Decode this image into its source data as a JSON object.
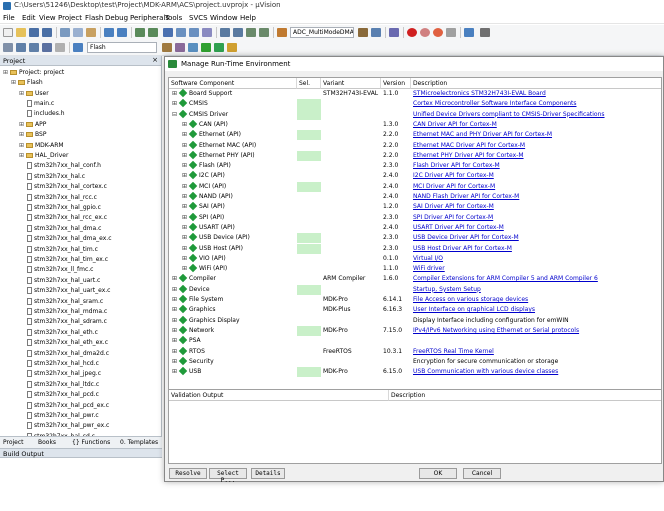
{
  "window": {
    "title": "C:\\Users\\51246\\Desktop\\test\\Project\\MDK-ARM\\ACS\\project.uvprojx - µVision"
  },
  "menu": [
    "File",
    "Edit",
    "View",
    "Project",
    "Flash",
    "Debug",
    "Peripherals",
    "Tools",
    "SVCS",
    "Window",
    "Help"
  ],
  "toolbar": {
    "target_combo": "ADC_MultiModeDMARec",
    "build_target": "Flash"
  },
  "project_panel": {
    "title": "Project",
    "tree": [
      {
        "label": "Project: project",
        "kind": "root",
        "indent": 0
      },
      {
        "label": "Flash",
        "kind": "folder",
        "indent": 1
      },
      {
        "label": "User",
        "kind": "folder",
        "indent": 2
      },
      {
        "label": "main.c",
        "kind": "file",
        "indent": 3
      },
      {
        "label": "includes.h",
        "kind": "file",
        "indent": 3
      },
      {
        "label": "APP",
        "kind": "folder",
        "indent": 2
      },
      {
        "label": "BSP",
        "kind": "folder",
        "indent": 2
      },
      {
        "label": "MDK-ARM",
        "kind": "folder",
        "indent": 2
      },
      {
        "label": "HAL_Driver",
        "kind": "folder",
        "indent": 2
      },
      {
        "label": "stm32h7xx_hal_conf.h",
        "kind": "file",
        "indent": 3
      },
      {
        "label": "stm32h7xx_hal.c",
        "kind": "file",
        "indent": 3
      },
      {
        "label": "stm32h7xx_hal_cortex.c",
        "kind": "file",
        "indent": 3
      },
      {
        "label": "stm32h7xx_hal_rcc.c",
        "kind": "file",
        "indent": 3
      },
      {
        "label": "stm32h7xx_hal_gpio.c",
        "kind": "file",
        "indent": 3
      },
      {
        "label": "stm32h7xx_hal_rcc_ex.c",
        "kind": "file",
        "indent": 3
      },
      {
        "label": "stm32h7xx_hal_dma.c",
        "kind": "file",
        "indent": 3
      },
      {
        "label": "stm32h7xx_hal_dma_ex.c",
        "kind": "file",
        "indent": 3
      },
      {
        "label": "stm32h7xx_hal_tim.c",
        "kind": "file",
        "indent": 3
      },
      {
        "label": "stm32h7xx_hal_tim_ex.c",
        "kind": "file",
        "indent": 3
      },
      {
        "label": "stm32h7xx_ll_fmc.c",
        "kind": "file",
        "indent": 3
      },
      {
        "label": "stm32h7xx_hal_uart.c",
        "kind": "file",
        "indent": 3
      },
      {
        "label": "stm32h7xx_hal_uart_ex.c",
        "kind": "file",
        "indent": 3
      },
      {
        "label": "stm32h7xx_hal_sram.c",
        "kind": "file",
        "indent": 3
      },
      {
        "label": "stm32h7xx_hal_mdma.c",
        "kind": "file",
        "indent": 3
      },
      {
        "label": "stm32h7xx_hal_sdram.c",
        "kind": "file",
        "indent": 3
      },
      {
        "label": "stm32h7xx_hal_eth.c",
        "kind": "file",
        "indent": 3
      },
      {
        "label": "stm32h7xx_hal_eth_ex.c",
        "kind": "file",
        "indent": 3
      },
      {
        "label": "stm32h7xx_hal_dma2d.c",
        "kind": "file",
        "indent": 3
      },
      {
        "label": "stm32h7xx_hal_hcd.c",
        "kind": "file",
        "indent": 3
      },
      {
        "label": "stm32h7xx_hal_jpeg.c",
        "kind": "file",
        "indent": 3
      },
      {
        "label": "stm32h7xx_hal_ltdc.c",
        "kind": "file",
        "indent": 3
      },
      {
        "label": "stm32h7xx_hal_pcd.c",
        "kind": "file",
        "indent": 3
      },
      {
        "label": "stm32h7xx_hal_pcd_ex.c",
        "kind": "file",
        "indent": 3
      },
      {
        "label": "stm32h7xx_hal_pwr.c",
        "kind": "file",
        "indent": 3
      },
      {
        "label": "stm32h7xx_hal_pwr_ex.c",
        "kind": "file",
        "indent": 3
      },
      {
        "label": "stm32h7xx_hal_sd.c",
        "kind": "file",
        "indent": 3
      }
    ],
    "tabs": [
      "Project",
      "Books",
      "{} Functions",
      "0. Templates"
    ]
  },
  "build_output": {
    "title": "Build Output"
  },
  "dialog": {
    "title": "Manage Run-Time Environment",
    "columns": [
      "Software Component",
      "Sel.",
      "Variant",
      "Version",
      "Description"
    ],
    "rows": [
      {
        "name": "Board Support",
        "level": 0,
        "pm": "+",
        "sel": "",
        "variant": "STM32H743I-EVAL",
        "combo": true,
        "version": "1.1.0",
        "desc": "STMicroelectronics STM32H743I-EVAL Board",
        "link": true
      },
      {
        "name": "CMSIS",
        "level": 0,
        "pm": "+",
        "sel": "green",
        "variant": "",
        "version": "",
        "desc": "Cortex Microcontroller Software Interface Components",
        "link": true
      },
      {
        "name": "CMSIS Driver",
        "level": 0,
        "pm": "-",
        "sel": "green",
        "variant": "",
        "version": "",
        "desc": "Unified Device Drivers compliant to CMSIS-Driver Specifications",
        "link": true
      },
      {
        "name": "CAN (API)",
        "level": 1,
        "pm": "+",
        "sel": "",
        "variant": "",
        "version": "1.3.0",
        "desc": "CAN Driver API for Cortex-M",
        "link": true
      },
      {
        "name": "Ethernet (API)",
        "level": 1,
        "pm": "+",
        "sel": "green",
        "variant": "",
        "version": "2.2.0",
        "desc": "Ethernet MAC and PHY Driver API for Cortex-M",
        "link": true
      },
      {
        "name": "Ethernet MAC (API)",
        "level": 1,
        "pm": "+",
        "sel": "",
        "variant": "",
        "version": "2.2.0",
        "desc": "Ethernet MAC Driver API for Cortex-M",
        "link": true
      },
      {
        "name": "Ethernet PHY (API)",
        "level": 1,
        "pm": "+",
        "sel": "green",
        "variant": "",
        "version": "2.2.0",
        "desc": "Ethernet PHY Driver API for Cortex-M",
        "link": true
      },
      {
        "name": "Flash (API)",
        "level": 1,
        "pm": "+",
        "sel": "",
        "variant": "",
        "version": "2.3.0",
        "desc": "Flash Driver API for Cortex-M",
        "link": true
      },
      {
        "name": "I2C (API)",
        "level": 1,
        "pm": "+",
        "sel": "",
        "variant": "",
        "version": "2.4.0",
        "desc": "I2C Driver API for Cortex-M",
        "link": true
      },
      {
        "name": "MCI (API)",
        "level": 1,
        "pm": "+",
        "sel": "green",
        "variant": "",
        "version": "2.4.0",
        "desc": "MCI Driver API for Cortex-M",
        "link": true
      },
      {
        "name": "NAND (API)",
        "level": 1,
        "pm": "+",
        "sel": "",
        "variant": "",
        "version": "2.4.0",
        "desc": "NAND Flash Driver API for Cortex-M",
        "link": true
      },
      {
        "name": "SAI (API)",
        "level": 1,
        "pm": "+",
        "sel": "",
        "variant": "",
        "version": "1.2.0",
        "desc": "SAI Driver API for Cortex-M",
        "link": true
      },
      {
        "name": "SPI (API)",
        "level": 1,
        "pm": "+",
        "sel": "",
        "variant": "",
        "version": "2.3.0",
        "desc": "SPI Driver API for Cortex-M",
        "link": true
      },
      {
        "name": "USART (API)",
        "level": 1,
        "pm": "+",
        "sel": "",
        "variant": "",
        "version": "2.4.0",
        "desc": "USART Driver API for Cortex-M",
        "link": true
      },
      {
        "name": "USB Device (API)",
        "level": 1,
        "pm": "+",
        "sel": "green",
        "variant": "",
        "version": "2.3.0",
        "desc": "USB Device Driver API for Cortex-M",
        "link": true
      },
      {
        "name": "USB Host (API)",
        "level": 1,
        "pm": "+",
        "sel": "green",
        "variant": "",
        "version": "2.3.0",
        "desc": "USB Host Driver API for Cortex-M",
        "link": true
      },
      {
        "name": "VIO (API)",
        "level": 1,
        "pm": "+",
        "sel": "",
        "variant": "",
        "version": "0.1.0",
        "desc": "Virtual I/O",
        "link": true
      },
      {
        "name": "WiFi (API)",
        "level": 1,
        "pm": "+",
        "sel": "",
        "variant": "",
        "version": "1.1.0",
        "desc": "WiFi driver",
        "link": true
      },
      {
        "name": "Compiler",
        "level": 0,
        "pm": "+",
        "sel": "",
        "variant": "ARM Compiler",
        "version": "1.6.0",
        "desc": "Compiler Extensions for ARM Compiler 5 and ARM Compiler 6",
        "link": true
      },
      {
        "name": "Device",
        "level": 0,
        "pm": "+",
        "sel": "green",
        "variant": "",
        "version": "",
        "desc": "Startup, System Setup",
        "link": true
      },
      {
        "name": "File System",
        "level": 0,
        "pm": "+",
        "sel": "",
        "variant": "MDK-Pro",
        "combo": true,
        "version": "6.14.1",
        "desc": "File Access on various storage devices",
        "link": true
      },
      {
        "name": "Graphics",
        "level": 0,
        "pm": "+",
        "sel": "",
        "variant": "MDK-Plus",
        "combo": true,
        "version": "6.16.3",
        "desc": "User Interface on graphical LCD displays",
        "link": true
      },
      {
        "name": "Graphics Display",
        "level": 0,
        "pm": "+",
        "sel": "",
        "variant": "",
        "version": "",
        "desc": "Display Interface including configuration for emWIN",
        "link": false
      },
      {
        "name": "Network",
        "level": 0,
        "pm": "+",
        "sel": "green",
        "variant": "MDK-Pro",
        "combo": true,
        "version": "7.15.0",
        "desc": "IPv4/IPv6 Networking using Ethernet or Serial protocols",
        "link": true
      },
      {
        "name": "PSA",
        "level": 0,
        "pm": "+",
        "sel": "",
        "variant": "",
        "version": "",
        "desc": "",
        "link": false
      },
      {
        "name": "RTOS",
        "level": 0,
        "pm": "+",
        "sel": "",
        "variant": "FreeRTOS",
        "version": "10.3.1",
        "desc": "FreeRTOS Real Time Kernel",
        "link": true
      },
      {
        "name": "Security",
        "level": 0,
        "pm": "+",
        "sel": "",
        "variant": "",
        "version": "",
        "desc": "Encryption for secure communication or storage",
        "link": false
      },
      {
        "name": "USB",
        "level": 0,
        "pm": "+",
        "sel": "green",
        "variant": "MDK-Pro",
        "combo": true,
        "version": "6.15.0",
        "desc": "USB Communication with various device classes",
        "link": true
      }
    ],
    "validation": {
      "col1": "Validation Output",
      "col2": "Description"
    },
    "buttons": [
      "Resolve",
      "Select P...",
      "Details",
      "OK",
      "Cancel"
    ]
  },
  "colors": {
    "selected_bg": "#c9f0c9",
    "link": "#0000cc",
    "gem": "#1f9a3a"
  }
}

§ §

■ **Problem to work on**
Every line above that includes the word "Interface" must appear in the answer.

■ **Expected answer**
        "desc": "Cortex Microcontroller Software Interface Components",
        "desc": "User Interface on graphical LCD displays",
        "desc": "Display Interface including configuration for emWIN",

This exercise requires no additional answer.